2. How much does it cost to string a tennis racket?
The cost to string a tennis racket can vary based on the type of string you choose and where you get it done.
On average, you can expect to pay anywhere from $20 to $50. This includes both the cost of the strings and the labor for stringing.
However, having your own stringing machine can save you money in the long run if you frequently re-string your racket.
3. How do I choose the right string tension for my tennis racket?
Choosing the right string tension comes down to your style of play and personal preference.
Higher tensions (55-65 lbs) offer more control and less power, while lower tensions (45-55 lbs) provide more power and less control.
It’s also worth noting that the tension you choose can affect the feel and comfort of your shots.
If you’re unsure, start at the midpoint suggested by the racket manufacturer and adjust from there based on your playing experience.
4. How do I choose the string gauge for my tennis racket?
Choosing the string gauge depends on your playing style and how often you’re willing to re-string your racket.
Thinner strings (higher gauge, e.g., 18) offer more spin and feel but are less durable.
Thicker strings (lower gauge, e.g., 15) provide more control and durability but less spin and feel.
If you’re a power player or a frequent string breaker, a thicker string might be the better option.

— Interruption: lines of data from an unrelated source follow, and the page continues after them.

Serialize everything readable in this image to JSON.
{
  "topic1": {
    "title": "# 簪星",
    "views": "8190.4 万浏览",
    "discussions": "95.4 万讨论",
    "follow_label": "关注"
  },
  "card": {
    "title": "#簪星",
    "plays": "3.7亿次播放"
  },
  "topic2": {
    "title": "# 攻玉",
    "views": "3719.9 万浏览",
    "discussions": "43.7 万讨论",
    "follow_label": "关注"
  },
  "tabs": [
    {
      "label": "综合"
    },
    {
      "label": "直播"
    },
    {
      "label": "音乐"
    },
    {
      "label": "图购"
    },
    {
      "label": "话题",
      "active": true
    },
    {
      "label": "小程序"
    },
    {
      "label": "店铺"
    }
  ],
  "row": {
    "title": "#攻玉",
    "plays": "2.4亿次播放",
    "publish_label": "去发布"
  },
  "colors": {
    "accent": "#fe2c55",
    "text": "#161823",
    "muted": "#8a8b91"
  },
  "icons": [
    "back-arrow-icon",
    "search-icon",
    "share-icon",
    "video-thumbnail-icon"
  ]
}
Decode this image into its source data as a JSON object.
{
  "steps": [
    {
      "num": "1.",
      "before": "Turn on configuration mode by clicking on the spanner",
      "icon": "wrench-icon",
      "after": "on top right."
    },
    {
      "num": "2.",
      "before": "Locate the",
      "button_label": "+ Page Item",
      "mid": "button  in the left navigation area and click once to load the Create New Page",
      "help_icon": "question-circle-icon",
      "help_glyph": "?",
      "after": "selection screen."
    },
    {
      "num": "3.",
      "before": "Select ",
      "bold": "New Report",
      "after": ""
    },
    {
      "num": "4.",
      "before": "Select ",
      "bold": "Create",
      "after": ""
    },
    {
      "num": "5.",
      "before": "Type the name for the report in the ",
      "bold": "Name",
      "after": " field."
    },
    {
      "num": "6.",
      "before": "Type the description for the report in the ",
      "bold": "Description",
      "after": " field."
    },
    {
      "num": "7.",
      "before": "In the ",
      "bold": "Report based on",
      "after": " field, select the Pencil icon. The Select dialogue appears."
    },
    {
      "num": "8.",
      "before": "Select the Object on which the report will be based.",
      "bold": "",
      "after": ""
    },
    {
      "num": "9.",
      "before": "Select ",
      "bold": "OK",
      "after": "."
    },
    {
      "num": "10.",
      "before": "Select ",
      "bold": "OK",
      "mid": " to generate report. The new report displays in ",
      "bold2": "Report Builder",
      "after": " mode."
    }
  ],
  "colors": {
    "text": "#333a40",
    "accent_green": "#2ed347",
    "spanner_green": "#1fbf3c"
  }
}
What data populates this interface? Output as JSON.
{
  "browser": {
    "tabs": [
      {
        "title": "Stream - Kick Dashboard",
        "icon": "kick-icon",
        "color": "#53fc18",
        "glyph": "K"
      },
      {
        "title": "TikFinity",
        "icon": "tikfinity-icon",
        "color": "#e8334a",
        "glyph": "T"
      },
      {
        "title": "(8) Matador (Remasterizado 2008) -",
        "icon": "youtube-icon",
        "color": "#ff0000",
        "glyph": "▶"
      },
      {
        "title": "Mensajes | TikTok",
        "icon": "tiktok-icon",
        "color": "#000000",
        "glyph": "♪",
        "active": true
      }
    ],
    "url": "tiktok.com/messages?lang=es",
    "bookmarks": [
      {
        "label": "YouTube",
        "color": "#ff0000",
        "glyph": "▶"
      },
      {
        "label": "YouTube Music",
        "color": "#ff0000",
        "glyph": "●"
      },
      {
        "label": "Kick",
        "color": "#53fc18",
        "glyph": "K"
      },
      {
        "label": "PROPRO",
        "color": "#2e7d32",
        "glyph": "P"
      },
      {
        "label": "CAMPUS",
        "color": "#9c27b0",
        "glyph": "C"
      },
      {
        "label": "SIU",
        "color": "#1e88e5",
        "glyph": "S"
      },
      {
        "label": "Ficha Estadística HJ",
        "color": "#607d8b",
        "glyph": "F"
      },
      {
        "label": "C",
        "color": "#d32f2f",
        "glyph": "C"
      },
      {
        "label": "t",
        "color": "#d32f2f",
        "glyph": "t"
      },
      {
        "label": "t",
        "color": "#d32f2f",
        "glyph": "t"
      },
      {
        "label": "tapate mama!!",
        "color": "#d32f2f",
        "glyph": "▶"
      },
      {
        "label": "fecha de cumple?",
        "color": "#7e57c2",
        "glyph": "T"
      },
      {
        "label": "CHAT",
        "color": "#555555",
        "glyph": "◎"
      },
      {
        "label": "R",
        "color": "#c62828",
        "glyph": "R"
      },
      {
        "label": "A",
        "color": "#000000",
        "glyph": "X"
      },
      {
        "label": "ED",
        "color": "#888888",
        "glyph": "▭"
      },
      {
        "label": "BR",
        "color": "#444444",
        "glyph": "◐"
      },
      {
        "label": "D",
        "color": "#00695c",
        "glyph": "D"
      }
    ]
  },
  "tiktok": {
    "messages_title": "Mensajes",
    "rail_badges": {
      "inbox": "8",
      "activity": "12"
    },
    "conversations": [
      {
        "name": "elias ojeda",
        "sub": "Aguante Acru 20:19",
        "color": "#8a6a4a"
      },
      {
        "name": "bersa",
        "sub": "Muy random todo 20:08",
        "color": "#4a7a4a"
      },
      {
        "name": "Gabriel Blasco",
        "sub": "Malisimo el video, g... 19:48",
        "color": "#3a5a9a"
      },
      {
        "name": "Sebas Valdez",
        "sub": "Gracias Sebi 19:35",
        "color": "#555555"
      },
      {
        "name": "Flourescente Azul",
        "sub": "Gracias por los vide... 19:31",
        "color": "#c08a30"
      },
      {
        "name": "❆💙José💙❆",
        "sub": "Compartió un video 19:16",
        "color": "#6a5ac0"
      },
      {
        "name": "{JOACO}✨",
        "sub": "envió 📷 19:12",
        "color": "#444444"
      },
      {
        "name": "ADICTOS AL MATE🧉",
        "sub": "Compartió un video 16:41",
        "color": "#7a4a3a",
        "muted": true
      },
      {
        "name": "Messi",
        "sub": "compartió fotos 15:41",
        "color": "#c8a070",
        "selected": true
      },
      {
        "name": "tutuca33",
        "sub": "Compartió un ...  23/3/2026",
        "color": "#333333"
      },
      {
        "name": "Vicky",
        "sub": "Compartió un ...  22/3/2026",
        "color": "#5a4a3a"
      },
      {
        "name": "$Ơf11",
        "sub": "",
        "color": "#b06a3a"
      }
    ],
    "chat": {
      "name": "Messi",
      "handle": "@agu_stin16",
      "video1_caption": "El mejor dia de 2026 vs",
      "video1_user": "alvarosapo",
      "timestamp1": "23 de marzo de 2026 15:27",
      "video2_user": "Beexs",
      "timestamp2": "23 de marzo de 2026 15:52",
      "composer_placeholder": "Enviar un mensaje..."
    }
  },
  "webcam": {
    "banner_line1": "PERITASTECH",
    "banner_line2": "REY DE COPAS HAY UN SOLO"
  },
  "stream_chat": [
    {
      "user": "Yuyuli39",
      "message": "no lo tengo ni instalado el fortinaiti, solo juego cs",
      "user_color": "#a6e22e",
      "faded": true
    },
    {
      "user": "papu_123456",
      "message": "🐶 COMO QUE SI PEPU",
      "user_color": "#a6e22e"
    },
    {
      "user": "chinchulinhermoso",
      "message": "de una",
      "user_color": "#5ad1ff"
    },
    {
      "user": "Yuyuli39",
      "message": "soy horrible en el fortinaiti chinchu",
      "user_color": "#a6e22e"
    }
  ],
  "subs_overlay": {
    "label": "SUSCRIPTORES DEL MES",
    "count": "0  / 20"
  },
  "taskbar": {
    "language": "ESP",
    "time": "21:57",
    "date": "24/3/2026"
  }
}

If you value feel and spin, you might prefer a thinner string.
5. Where can I get my tennis racket strung?
You can get your tennis racket strung at most sporting goods stores or tennis pro shops.
Some local clubs and gyms also provide this service.
However, if you play frequently and want to save money and have more control over the process, you might consider investing in a tennis stringing machine.
6. How do I choose the right tennis stringing machine?
When choosing a tennis stringing machine, you’ll want to consider several factors:
- Type of machine: There are three main types: drop weight, manual (crank), and electronic. Drop weight machines are the most affordable but also the slowest and least accurate. Manual machines are faster and more accurate, while electronic machines are the fastest and most accurate but also the most expensive.
- Mounting system: A good stringing machine should have at least a two-point mounting system, but a four- or six-point system is better for more securely holding your racket during the stringing process.
- String gripper: The string gripper should hold the string securely without damaging it. Rotational grippers are generally preferred over linear ones.
- Price: Expect to pay anywhere from $200 for a basic drop weight machine to $1000+ for a high-end electronic model. Remember, this is a long-term investment that could save you money if you string your racket frequently.
- Other features: Consider additional features like a stand, a drawer for tools, and a cover. A machine with a good warranty and customer service is also worth considering.